While sanity did prevail, it is noteworthy that several newer sectors caught investor attention. Adding to this bit, Srini Vudayagiri of PE firm Peepul Capital believes that even if Flipkart and Paytm gobbled up close to $3 billion of the $7 billion funding, there were other sectors like Healthcare and Financial services that stood out.
He and Sanjay believe that there will be stronger focus towards Logistics in the second half of this year, primarily because of the GST transition. In fact, BlackBuck, the B2B logistics startup was one of the few companies that raised a Series C round ($70 million from Sands Capital). The other was e-commerce logistics provider Delhivery ($30 million from Fosun International).
In terms of series and stage deals, in H1 2017, fewer startups raised pre-Series A funding during first half of the year, with a total of 241 deals wrapping up about $130 million.
The comparable period last year saw 401 deals mopping up $166 million. While the number of deals and total amount raised declined, the average deal size climbed to $539 million vs $414 million last year.
The Series B space held strong, clocking 35 deals vs 30 last year, and a total of $296 million vs $286 million. However, on a positive note even as late-stage deals slowed down worldwide, India plodded along as the deals got larger further up the funding ladder – Series C saw the biggest jump over H1 2016, with just eight deals bringing in $397 million in H1 2017.
One big surprise was that NCR retained its lead over Bengaluru, both in the number of deals and total funding raised. Startups in NCR, which comprises New Delhi, Gurgaon and Noida, raised a total of $3.35 billion in funding across 138 deals.
Bengaluru came in second, raising $2.56 billion from 129 deals.
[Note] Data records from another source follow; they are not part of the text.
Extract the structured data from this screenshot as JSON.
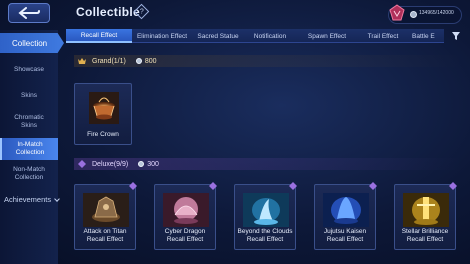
{
  "header": {
    "title": "Collectible",
    "help_symbol": "?",
    "currency": "134965/142000"
  },
  "sidebar": {
    "main_label": "Collection",
    "items": [
      {
        "label": "Showcase",
        "active": false
      },
      {
        "label": "Skins",
        "active": false
      },
      {
        "label": "Chromatic Skins",
        "active": false
      },
      {
        "label": "In-Match Collection",
        "active": true
      },
      {
        "label": "Non-Match Collection",
        "active": false
      }
    ],
    "achievements_label": "Achievements"
  },
  "tabs": [
    {
      "label": "Recall Effect",
      "active": true
    },
    {
      "label": "Elimination Effect",
      "active": false
    },
    {
      "label": "Sacred Statue",
      "active": false
    },
    {
      "label": "Notification",
      "active": false
    },
    {
      "label": "Spawn Effect",
      "active": false
    },
    {
      "label": "Trail Effect",
      "active": false
    },
    {
      "label": "Battle E",
      "active": false
    }
  ],
  "groups": {
    "grand": {
      "label": "Grand(1/1)",
      "points": "800",
      "items": [
        {
          "name": "Fire Crown"
        }
      ]
    },
    "deluxe": {
      "label": "Deluxe(9/9)",
      "points": "300",
      "items": [
        {
          "name": "Attack on Titan Recall Effect"
        },
        {
          "name": "Cyber Dragon Recall Effect"
        },
        {
          "name": "Beyond the Clouds Recall Effect"
        },
        {
          "name": "Jujutsu Kaisen Recall Effect"
        },
        {
          "name": "Stellar Brilliance Recall Effect"
        }
      ]
    }
  },
  "colors": {
    "accent": "#3a74e0",
    "grand_gold": "#e0b050",
    "deluxe_purple": "#9a70e0"
  }
}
In H1 2016, NCR recorded 188 deals, raising $688 million vs Bengaluru, which raised $780 million from 156 deals.
If Flipkart’s $1.4 billion (from eBay, Microsoft, and Tencent in April) accounted for more than half of the funding raised by a Bengaluru-based company in the first six months of 2017, a similar story played out in NCR. One97 Communications, the parent company of Paytm, raised a similar amount from SoftBank Group Corp. for its payments business.
According to YourStory data, 101 acquisitions and exits took place over H1 2017 (versus 80 acquisitions made in the H1 2016), reflecting that the startup ecosystem is beginning to mature. Last year’s top acquirers included Paytm, which acquired the Noida-based Shifu, Quickr, which took over CommonFloor, Yatra’s takeover of Travel-logs, OYO Room’s acquisition of Zo Rooms, and Amazon’s acquisition of a Delhi-based fintech startup.
This year, the online real estate space saw more consolidation with PropTiger acquiring the much-beleaguered Housing. In the foodtech space, Berlin-based Delivery Hero acquired Rocket Internet’s Foodpanda, while BookMyShow acquired Burrp for a paltry Rs 6.7 lakh—for a couple of these, the exits might well be an opportunity to resurrect their brands or at least scale operations.
“Exits continue to be challenging and they happen to be the biggest question mark in the Indian startup ecosystem. I think it has got less to do about the acquirers and more with the fact that we need to create more worthwhile companies. (Either) we are not funding the right companies, or the Indian market isn’t big enough. But the point is that this needs to change for all of us to survive.”
“At different periods in time, there will be different sectors that go through different cycles of funding, investor preferences and growth. A combination of these influences gets funded and what kind of money gets pumped into the ecosystem. And this happens across industries. There are other sectors are clearly picking up, which is a good sign.”
Overall, the first half of 2017 seemed like sanity prevailed. Parag believes that investors are taking longer to evaluate startups and betting only on those that are creating real value.